post #14673 of 14679
Quote:
Originally Posted by daerron View Post
 

I purchased a replacement cable from Charleston Audio Company. Christopher is fantastic to deal with, responds promptly to emails and my cable was finished and shipped inside 3 days, should hopefully receive it at the end of next week! He included a bit of extra wire so that I can rewire the inside of the headphone if I so wish.

I don't think replacing such a short piece of wire will make much difference, but then again I don't like the way the wiring was done inside as it looks very shoddy with dull solder joints. You can also see that they used wire pigtails to wire the SMC socket and headphone driver separately and simply soldered the two together and covered it with heatshrink just like I would do on my hobby RC aircraft. Not particularly fantastic work for the $700 one was originally asked to pay and smacks of manufacturing convenience.

 

I felt the same as you did when I first opened up the grilled of my HE-500. The heatshrink section looks very suspicious.

 

But I also think the heatshrink "pigtails" section might have something to do with sonic tuning. The wire from the driver is sure long enough for soldering directly to the SMC socket (if not, then Hifiman can sure make the cable out from driver longer at the very beginning.) Why the extra manufacturing step to solder another wire to extend it just another inch and have to put shrink wrap on it?

 

I suspect the "pigtail" wire section is a resistor wire just to increase the impedance of the headphones.

post #14674 of 14679

In the Chinese headphone bbs.erji.com forum. Fang stated the HE-500 was originally called the HE-6P which he replaced the gold foil wire in the diaphragm with aluminum foil wire. And the result was too much treble which he had to tame with additional "dampening".

 

Thus the additional dampening might just be that short sections of resistor wire.

post #14675 of 14679
Quote:
Originally Posted by borrego View Post
 

In the Chinese headphone bbs.erji.com forum. Fang stated the HE-500 was originally called the HE-6P which he replaced the gold foil wire in the diaphragm with aluminum foil wire. And the result was too much treble which he had to tame with additional "dampening".

 

Thus the additional dampening might just be that short sections of resistor wire.

Nope, that's not likely to do anything.

If anything using different resistors for each cup could be used to balance the transducers. This would not work well for a dynamic headphone with a varying impedance curve.


Edited by StanD - Today at 11:08 am
post #14676 of 14679
Quote:
Originally Posted by StanD View Post
 

Nope, that's not likely to do anything.
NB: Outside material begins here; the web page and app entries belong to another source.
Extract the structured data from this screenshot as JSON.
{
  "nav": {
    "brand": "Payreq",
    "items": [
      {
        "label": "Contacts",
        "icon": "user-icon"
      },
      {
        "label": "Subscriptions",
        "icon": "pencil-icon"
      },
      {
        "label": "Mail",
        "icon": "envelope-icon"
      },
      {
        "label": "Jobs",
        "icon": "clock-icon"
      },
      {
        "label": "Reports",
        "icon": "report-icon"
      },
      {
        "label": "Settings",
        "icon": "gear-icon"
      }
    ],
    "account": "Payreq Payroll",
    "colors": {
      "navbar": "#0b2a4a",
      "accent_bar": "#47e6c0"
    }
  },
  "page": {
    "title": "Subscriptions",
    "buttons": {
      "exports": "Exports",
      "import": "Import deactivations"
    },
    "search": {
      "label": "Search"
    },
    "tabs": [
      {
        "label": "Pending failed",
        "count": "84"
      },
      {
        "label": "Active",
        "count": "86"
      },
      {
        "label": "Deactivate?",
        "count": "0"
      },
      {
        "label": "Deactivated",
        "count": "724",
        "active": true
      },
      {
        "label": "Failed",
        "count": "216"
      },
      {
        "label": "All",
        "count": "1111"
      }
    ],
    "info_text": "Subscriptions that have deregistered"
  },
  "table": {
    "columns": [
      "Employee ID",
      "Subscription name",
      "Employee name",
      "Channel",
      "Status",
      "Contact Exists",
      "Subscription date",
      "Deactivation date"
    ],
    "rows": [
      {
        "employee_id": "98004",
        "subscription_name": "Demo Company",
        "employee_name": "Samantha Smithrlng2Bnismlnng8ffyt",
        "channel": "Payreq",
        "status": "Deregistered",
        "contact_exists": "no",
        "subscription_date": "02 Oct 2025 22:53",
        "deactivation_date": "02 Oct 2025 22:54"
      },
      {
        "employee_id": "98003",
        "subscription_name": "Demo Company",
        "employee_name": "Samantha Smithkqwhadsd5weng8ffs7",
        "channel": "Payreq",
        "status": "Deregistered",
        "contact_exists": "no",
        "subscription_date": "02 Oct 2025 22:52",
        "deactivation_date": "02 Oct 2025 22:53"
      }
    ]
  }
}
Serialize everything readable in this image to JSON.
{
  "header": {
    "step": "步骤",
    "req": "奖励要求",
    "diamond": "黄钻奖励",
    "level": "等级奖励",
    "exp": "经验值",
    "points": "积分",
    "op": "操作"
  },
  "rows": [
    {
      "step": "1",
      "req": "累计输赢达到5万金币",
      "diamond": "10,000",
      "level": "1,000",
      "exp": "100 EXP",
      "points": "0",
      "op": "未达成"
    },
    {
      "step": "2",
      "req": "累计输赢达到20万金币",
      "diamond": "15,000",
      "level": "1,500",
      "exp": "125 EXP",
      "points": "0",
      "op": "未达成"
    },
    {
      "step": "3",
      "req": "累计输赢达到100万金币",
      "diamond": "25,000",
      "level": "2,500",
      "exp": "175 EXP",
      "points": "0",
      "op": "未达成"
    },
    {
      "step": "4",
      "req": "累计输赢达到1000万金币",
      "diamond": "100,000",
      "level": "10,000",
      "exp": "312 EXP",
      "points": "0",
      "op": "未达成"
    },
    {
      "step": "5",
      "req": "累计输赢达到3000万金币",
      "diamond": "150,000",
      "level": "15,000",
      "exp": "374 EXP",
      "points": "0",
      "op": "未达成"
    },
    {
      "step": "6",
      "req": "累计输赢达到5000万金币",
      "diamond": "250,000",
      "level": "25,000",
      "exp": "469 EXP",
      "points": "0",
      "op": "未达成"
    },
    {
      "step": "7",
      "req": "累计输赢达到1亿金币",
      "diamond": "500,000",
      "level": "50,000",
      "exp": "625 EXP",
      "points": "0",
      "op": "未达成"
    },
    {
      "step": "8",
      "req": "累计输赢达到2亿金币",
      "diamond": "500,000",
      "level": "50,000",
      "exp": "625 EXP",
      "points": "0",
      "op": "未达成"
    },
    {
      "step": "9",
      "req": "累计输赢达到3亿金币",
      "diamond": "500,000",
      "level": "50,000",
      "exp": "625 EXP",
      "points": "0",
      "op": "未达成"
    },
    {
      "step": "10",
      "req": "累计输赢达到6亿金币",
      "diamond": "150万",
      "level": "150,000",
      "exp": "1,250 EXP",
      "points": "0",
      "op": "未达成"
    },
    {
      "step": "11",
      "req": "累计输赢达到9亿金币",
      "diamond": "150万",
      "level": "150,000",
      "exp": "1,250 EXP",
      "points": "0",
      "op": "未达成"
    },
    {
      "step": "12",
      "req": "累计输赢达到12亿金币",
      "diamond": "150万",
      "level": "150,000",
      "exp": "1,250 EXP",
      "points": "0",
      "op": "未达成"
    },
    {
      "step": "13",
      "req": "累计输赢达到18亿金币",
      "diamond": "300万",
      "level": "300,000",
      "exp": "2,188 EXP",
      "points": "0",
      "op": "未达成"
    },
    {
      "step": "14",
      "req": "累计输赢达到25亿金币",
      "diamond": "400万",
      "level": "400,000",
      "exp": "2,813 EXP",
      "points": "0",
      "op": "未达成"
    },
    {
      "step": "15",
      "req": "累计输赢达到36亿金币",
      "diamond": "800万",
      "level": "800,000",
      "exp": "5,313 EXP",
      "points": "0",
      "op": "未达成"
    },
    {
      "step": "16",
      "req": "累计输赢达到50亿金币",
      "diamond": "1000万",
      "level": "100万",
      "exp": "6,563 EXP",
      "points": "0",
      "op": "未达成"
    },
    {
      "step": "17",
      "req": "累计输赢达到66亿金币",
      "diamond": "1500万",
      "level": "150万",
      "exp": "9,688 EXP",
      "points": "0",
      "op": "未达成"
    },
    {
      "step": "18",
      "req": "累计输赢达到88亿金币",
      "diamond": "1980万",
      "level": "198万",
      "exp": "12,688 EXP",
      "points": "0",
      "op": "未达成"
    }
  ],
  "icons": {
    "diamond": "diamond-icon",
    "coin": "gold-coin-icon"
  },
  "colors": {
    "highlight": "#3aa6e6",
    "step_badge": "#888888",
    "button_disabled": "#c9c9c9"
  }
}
If anything using different resistors for each cup could be used to balance the transducers. This would not work well for a dynamic headphone with a varying impedance curve.

 

Agree with Stan, probably done to match the driver impedance. Looks like I have to be careful with that.

post #14677 of 14679
Quote:
Originally Posted by daerron View Post
 

 

Agree with Stan, probably done to match the driver impedance. Looks like I have to be careful with that.

I was just hypothesizing as if there was such a resistor, I haven't actually looked to see if there is a resistor in place.

post #14678 of 14679

I'll check with a multimeter when I open the cups again. Don't want to upgrade the wiring and be stuck with an impedance mismatch. The drivers on my HE-500 are already quite high at 52/53 ohm. The one driver actually has a combination of that red and OCC wire thrown into the mix!

post #14679 of 14679
Quote:
Originally Posted by daerron View Post
 

I'll check with a multimeter when I open the cups again. Don't want to upgrade the wiring and be stuck with an impedance mismatch. The drivers on my HE-500 are already quite high at 52/53 ohm. The one driver actually has a combination of that red and OCC wire thrown into the mix!

Let us know, I'm curious but too lazy to open up my HE-500's. :deadhorse: No, I won't get up and run.

New Posts  All Forums:Forum Nav:
  Return Home
  Back to Forum: Headphones (full-size)
Head-Fi.org › Forums › Equipment Forums › Headphones (full-size) › HiFiman HE-500 (HE as in High End) Proving to be an enjoyable experience in listening. .